What You’ll Need
Freeze-dried live yogurt culture or store-bought plain organic yogurt (look for “live, active cultures” on the label)
Milk, half-and-half, or heavy cream
How Yogurt Works
When live bacterial cultures (Streptococcus thermophilus and Lactobacillus bulgaricus) are added to warm milk, they feed on the milk’s natural sugars. The milk then ferments, which creates acids that cause milk proteins to coagulate to make thick, creamy yogurt.
A yogurt maker is basically an incubatorit heats milk and bacterial cultures at the optimum temperature to make yogurt.
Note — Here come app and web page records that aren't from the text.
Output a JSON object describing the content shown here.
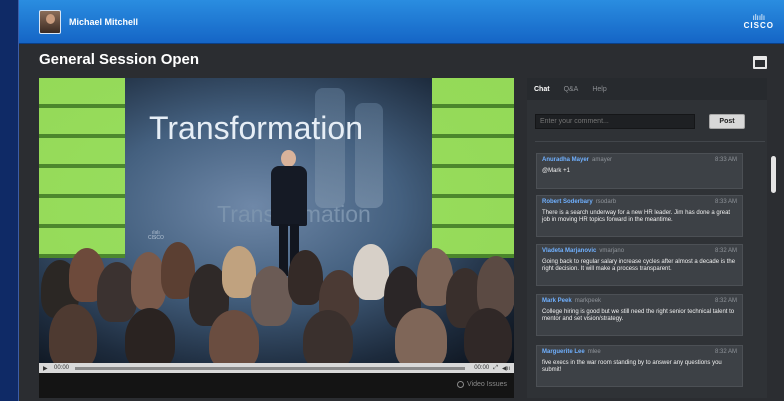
{
  "header": {
    "username": "Michael Mitchell",
    "logo_word": "CISCO"
  },
  "page": {
    "title": "General Session Open"
  },
  "video": {
    "screen_text": "Transformation",
    "screen_text_echo": "Transformation",
    "controls": {
      "current_time": "00:00",
      "end_time": "00:00"
    },
    "issues_label": "Video Issues"
  },
  "chat_panel": {
    "tabs": [
      {
        "label": "Chat",
        "active": true
      },
      {
        "label": "Q&A",
        "active": false
      },
      {
        "label": "Help",
        "active": false
      }
    ],
    "comment_placeholder": "Enter your comment...",
    "post_label": "Post",
    "messages": [
      {
        "name": "Anuradha Mayer",
        "handle": "amayer",
        "time": "8:33 AM",
        "text": "@Mark +1"
      },
      {
        "name": "Robert Soderbary",
        "handle": "rsodarb",
        "time": "8:33 AM",
        "text": "There is a search underway for a new HR leader. Jim has done a great job in moving HR topics forward in the meantime."
      },
      {
        "name": "Vladeta Marjanovic",
        "handle": "vmarjano",
        "time": "8:32 AM",
        "text": "Going back to regular salary increase cycles after almost a decade is the right decision. It will make a process transparent."
      },
      {
        "name": "Mark Peek",
        "handle": "markpeek",
        "time": "8:32 AM",
        "text": "College hiring is good but we still need the right senior technical talent to mentor and set vision/strategy."
      },
      {
        "name": "Marguerite Lee",
        "handle": "mlee",
        "time": "8:32 AM",
        "text": "five execs in the war room standing by to answer any questions you submit!"
      }
    ]
  },
  "colors": {
    "header_blue": "#1d73d4",
    "panel_dark": "#2f3236",
    "username_blue": "#6fb0ff",
    "screen_green": "#9be35a"
  },
  "icons": [
    "avatar",
    "cisco-logo",
    "popout-icon",
    "play-icon",
    "fullscreen-icon",
    "volume-icon",
    "info-icon"
  ]
}
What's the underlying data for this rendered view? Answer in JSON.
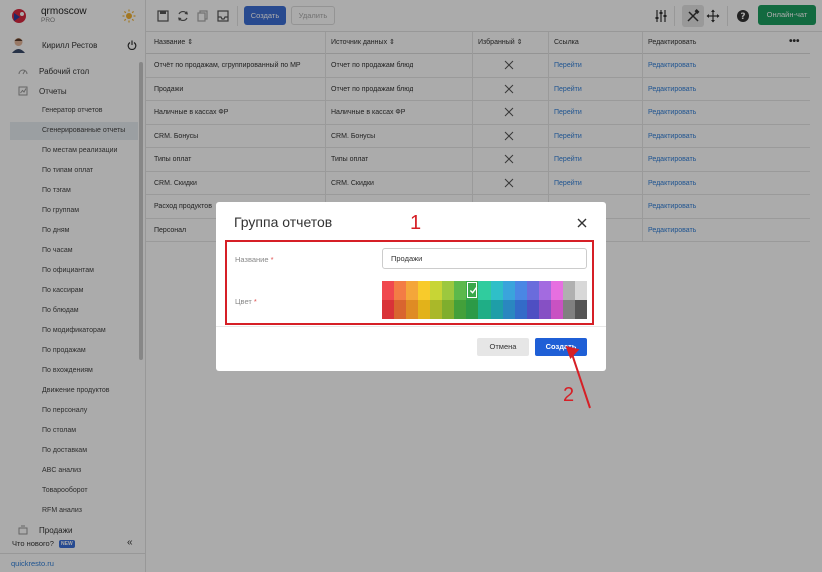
{
  "brand": {
    "name": "qrmoscow",
    "plan": "PRO"
  },
  "user": {
    "name": "Кирилл Рестов"
  },
  "sidebar": {
    "top_items": [
      {
        "label": "Рабочий стол",
        "icon": "dashboard-icon"
      },
      {
        "label": "Отчеты",
        "icon": "reports-icon"
      }
    ],
    "sub_items": [
      "Генератор отчетов",
      "Сгенерированные отчеты",
      "По местам реализации",
      "По типам оплат",
      "По тэгам",
      "По группам",
      "По дням",
      "По часам",
      "По официантам",
      "По кассирам",
      "По блюдам",
      "По модификаторам",
      "По продажам",
      "По вхождениям",
      "Движение продуктов",
      "По персоналу",
      "По столам",
      "По доставкам",
      "ABC анализ",
      "Товарооборот",
      "RFM анализ"
    ],
    "active_sub_index": 1,
    "bottom_item": {
      "label": "Продажи",
      "icon": "sales-icon"
    },
    "whats_new": "Что нового?",
    "new_badge": "NEW",
    "collapse_glyph": "«",
    "site": "quickresto.ru"
  },
  "toolbar": {
    "create_label": "Создать",
    "delete_label": "Удалить",
    "chat_label": "Онлайн-чат"
  },
  "table": {
    "headers": {
      "name": "Название ⇕",
      "source": "Источник данных ⇕",
      "favorite": "Избранный ⇕",
      "link": "Ссылка",
      "edit": "Редактировать",
      "more": "•••"
    },
    "rows": [
      {
        "name": "Отчёт по продажам, сгруппированный по МР",
        "source": "Отчет по продажам блюд",
        "link": "Перейти",
        "edit": "Редактировать"
      },
      {
        "name": "Продажи",
        "source": "Отчет по продажам блюд",
        "link": "Перейти",
        "edit": "Редактировать"
      },
      {
        "name": "Наличные в кассах ФР",
        "source": "Наличные в кассах ФР",
        "link": "Перейти",
        "edit": "Редактировать"
      },
      {
        "name": "CRM. Бонусы",
        "source": "CRM. Бонусы",
        "link": "Перейти",
        "edit": "Редактировать"
      },
      {
        "name": "Типы оплат",
        "source": "Типы оплат",
        "link": "Перейти",
        "edit": "Редактировать"
      },
      {
        "name": "CRM. Скидки",
        "source": "CRM. Скидки",
        "link": "Перейти",
        "edit": "Редактировать"
      },
      {
        "name": "Расход продуктов",
        "source": "",
        "link": "",
        "edit": "Редактировать"
      },
      {
        "name": "Персонал",
        "source": "",
        "link": "",
        "edit": "Редактировать"
      }
    ]
  },
  "modal": {
    "title": "Группа отчетов",
    "name_label": "Название",
    "color_label": "Цвет",
    "required_mark": "*",
    "name_value": "Продажи",
    "cancel_label": "Отмена",
    "submit_label": "Создать",
    "selected_color_index": 7,
    "colors_top": [
      "#f0484e",
      "#f37c45",
      "#f4a63a",
      "#f8cb2b",
      "#c8d535",
      "#9cc83e",
      "#5cb94b",
      "#3aa84a",
      "#30cc9e",
      "#2fbfc8",
      "#3aa4dc",
      "#4a87e4",
      "#6a6cdc",
      "#a36be0",
      "#e66fe0",
      "#b0b0b0",
      "#d8d8d8"
    ],
    "colors_bottom": [
      "#d93338",
      "#d9652f",
      "#df8b24",
      "#e2b21a",
      "#aab829",
      "#7fae2d",
      "#43a03a",
      "#2c9a46",
      "#1fae86",
      "#1e9ea8",
      "#2a87c0",
      "#336bc8",
      "#4e4fc2",
      "#8650c4",
      "#c952c2",
      "#808080",
      "#555555"
    ]
  },
  "annotations": {
    "step1": "1",
    "step2": "2"
  }
}
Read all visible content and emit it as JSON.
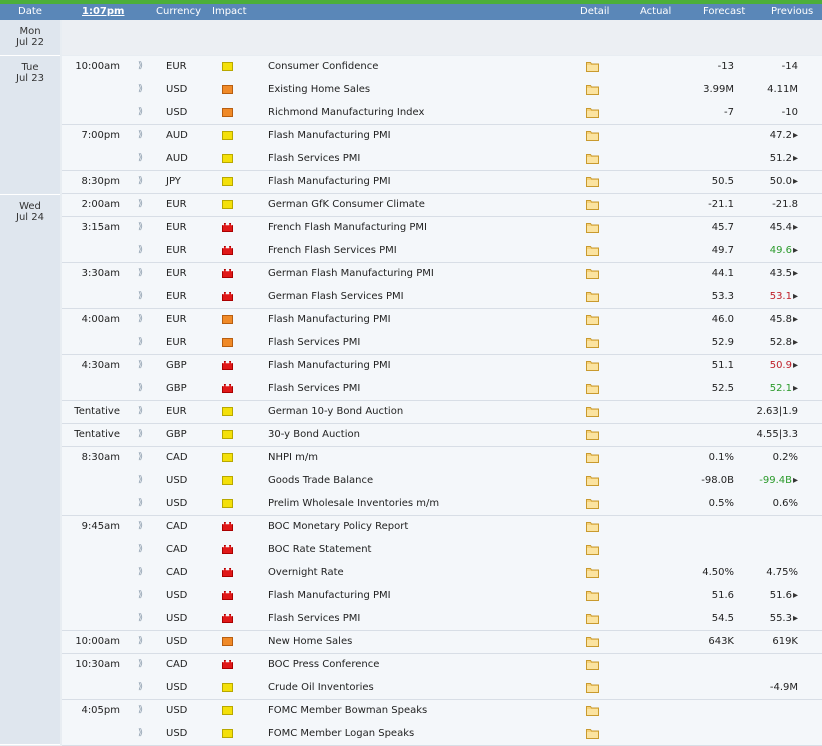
{
  "header": {
    "date": "Date",
    "time": "1:07pm",
    "currency": "Currency",
    "impact": "Impact",
    "detail": "Detail",
    "actual": "Actual",
    "forecast": "Forecast",
    "previous": "Previous"
  },
  "colors": {
    "top_bar": "#4caf3a",
    "header_bg": "#5a87b8",
    "previous_better": "#2a9a2a",
    "previous_worse": "#c0202a"
  },
  "icons": {
    "sound": "sound-icon",
    "detail": "folder-icon",
    "revised": "revised-arrow-icon"
  },
  "days": [
    {
      "dow": "Mon",
      "date": "Jul 22"
    },
    {
      "dow": "Tue",
      "date": "Jul 23"
    },
    {
      "dow": "Wed",
      "date": "Jul 24"
    }
  ],
  "rows": [
    {
      "time": "10:00am",
      "currency": "EUR",
      "impact": "yellow",
      "event": "Consumer Confidence",
      "forecast": "-13",
      "previous": "-14",
      "prev_class": ""
    },
    {
      "time": "",
      "currency": "USD",
      "impact": "orange",
      "event": "Existing Home Sales",
      "forecast": "3.99M",
      "previous": "4.11M",
      "prev_class": ""
    },
    {
      "time": "",
      "currency": "USD",
      "impact": "orange",
      "event": "Richmond Manufacturing Index",
      "forecast": "-7",
      "previous": "-10",
      "prev_class": ""
    },
    {
      "time": "7:00pm",
      "currency": "AUD",
      "impact": "yellow",
      "event": "Flash Manufacturing PMI",
      "forecast": "",
      "previous": "47.2",
      "prev_class": "",
      "arrow": true
    },
    {
      "time": "",
      "currency": "AUD",
      "impact": "yellow",
      "event": "Flash Services PMI",
      "forecast": "",
      "previous": "51.2",
      "prev_class": "",
      "arrow": true
    },
    {
      "time": "8:30pm",
      "currency": "JPY",
      "impact": "yellow",
      "event": "Flash Manufacturing PMI",
      "forecast": "50.5",
      "previous": "50.0",
      "prev_class": "",
      "arrow": true
    },
    {
      "time": "2:00am",
      "currency": "EUR",
      "impact": "yellow",
      "event": "German GfK Consumer Climate",
      "forecast": "-21.1",
      "previous": "-21.8",
      "prev_class": ""
    },
    {
      "time": "3:15am",
      "currency": "EUR",
      "impact": "red",
      "event": "French Flash Manufacturing PMI",
      "forecast": "45.7",
      "previous": "45.4",
      "prev_class": "",
      "arrow": true
    },
    {
      "time": "",
      "currency": "EUR",
      "impact": "red",
      "event": "French Flash Services PMI",
      "forecast": "49.7",
      "previous": "49.6",
      "prev_class": "up",
      "arrow": true
    },
    {
      "time": "3:30am",
      "currency": "EUR",
      "impact": "red",
      "event": "German Flash Manufacturing PMI",
      "forecast": "44.1",
      "previous": "43.5",
      "prev_class": "",
      "arrow": true
    },
    {
      "time": "",
      "currency": "EUR",
      "impact": "red",
      "event": "German Flash Services PMI",
      "forecast": "53.3",
      "previous": "53.1",
      "prev_class": "down",
      "arrow": true
    },
    {
      "time": "4:00am",
      "currency": "EUR",
      "impact": "orange",
      "event": "Flash Manufacturing PMI",
      "forecast": "46.0",
      "previous": "45.8",
      "prev_class": "",
      "arrow": true
    },
    {
      "time": "",
      "currency": "EUR",
      "impact": "orange",
      "event": "Flash Services PMI",
      "forecast": "52.9",
      "previous": "52.8",
      "prev_class": "",
      "arrow": true
    },
    {
      "time": "4:30am",
      "currency": "GBP",
      "impact": "red",
      "event": "Flash Manufacturing PMI",
      "forecast": "51.1",
      "previous": "50.9",
      "prev_class": "down",
      "arrow": true
    },
    {
      "time": "",
      "currency": "GBP",
      "impact": "red",
      "event": "Flash Services PMI",
      "forecast": "52.5",
      "previous": "52.1",
      "prev_class": "up",
      "arrow": true
    },
    {
      "time": "Tentative",
      "currency": "EUR",
      "impact": "yellow",
      "event": "German 10-y Bond Auction",
      "forecast": "",
      "previous": "2.63|1.9",
      "prev_class": ""
    },
    {
      "time": "Tentative",
      "currency": "GBP",
      "impact": "yellow",
      "event": "30-y Bond Auction",
      "forecast": "",
      "previous": "4.55|3.3",
      "prev_class": ""
    },
    {
      "time": "8:30am",
      "currency": "CAD",
      "impact": "yellow",
      "event": "NHPI m/m",
      "forecast": "0.1%",
      "previous": "0.2%",
      "prev_class": ""
    },
    {
      "time": "",
      "currency": "USD",
      "impact": "yellow",
      "event": "Goods Trade Balance",
      "forecast": "-98.0B",
      "previous": "-99.4B",
      "prev_class": "up",
      "arrow": true
    },
    {
      "time": "",
      "currency": "USD",
      "impact": "yellow",
      "event": "Prelim Wholesale Inventories m/m",
      "forecast": "0.5%",
      "previous": "0.6%",
      "prev_class": ""
    },
    {
      "time": "9:45am",
      "currency": "CAD",
      "impact": "red",
      "event": "BOC Monetary Policy Report",
      "forecast": "",
      "previous": "",
      "prev_class": ""
    },
    {
      "time": "",
      "currency": "CAD",
      "impact": "red",
      "event": "BOC Rate Statement",
      "forecast": "",
      "previous": "",
      "prev_class": ""
    },
    {
      "time": "",
      "currency": "CAD",
      "impact": "red",
      "event": "Overnight Rate",
      "forecast": "4.50%",
      "previous": "4.75%",
      "prev_class": ""
    },
    {
      "time": "",
      "currency": "USD",
      "impact": "red",
      "event": "Flash Manufacturing PMI",
      "forecast": "51.6",
      "previous": "51.6",
      "prev_class": "",
      "arrow": true
    },
    {
      "time": "",
      "currency": "USD",
      "impact": "red",
      "event": "Flash Services PMI",
      "forecast": "54.5",
      "previous": "55.3",
      "prev_class": "",
      "arrow": true
    },
    {
      "time": "10:00am",
      "currency": "USD",
      "impact": "orange",
      "event": "New Home Sales",
      "forecast": "643K",
      "previous": "619K",
      "prev_class": ""
    },
    {
      "time": "10:30am",
      "currency": "CAD",
      "impact": "red",
      "event": "BOC Press Conference",
      "forecast": "",
      "previous": "",
      "prev_class": ""
    },
    {
      "time": "",
      "currency": "USD",
      "impact": "yellow",
      "event": "Crude Oil Inventories",
      "forecast": "",
      "previous": "-4.9M",
      "prev_class": ""
    },
    {
      "time": "4:05pm",
      "currency": "USD",
      "impact": "yellow",
      "event": "FOMC Member Bowman Speaks",
      "forecast": "",
      "previous": "",
      "prev_class": ""
    },
    {
      "time": "",
      "currency": "USD",
      "impact": "yellow",
      "event": "FOMC Member Logan Speaks",
      "forecast": "",
      "previous": "",
      "prev_class": ""
    }
  ]
}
Here are two we like.
Yolife Yogurt Maker
This versatile machine comes with seven 6-ounce glass jars, plus an extra-tall dome lid that lets you use larger jars to make a single big batch of yogurt.
Cuisipro Donvier Electronic Yogurt Maker
The Donvier’s eight 8-ounce jars fit snugly into the yogurt maker and are made of unbreakable, dishwasher-safe plastic, making it a good choice for butterfingered cooks or families with small children.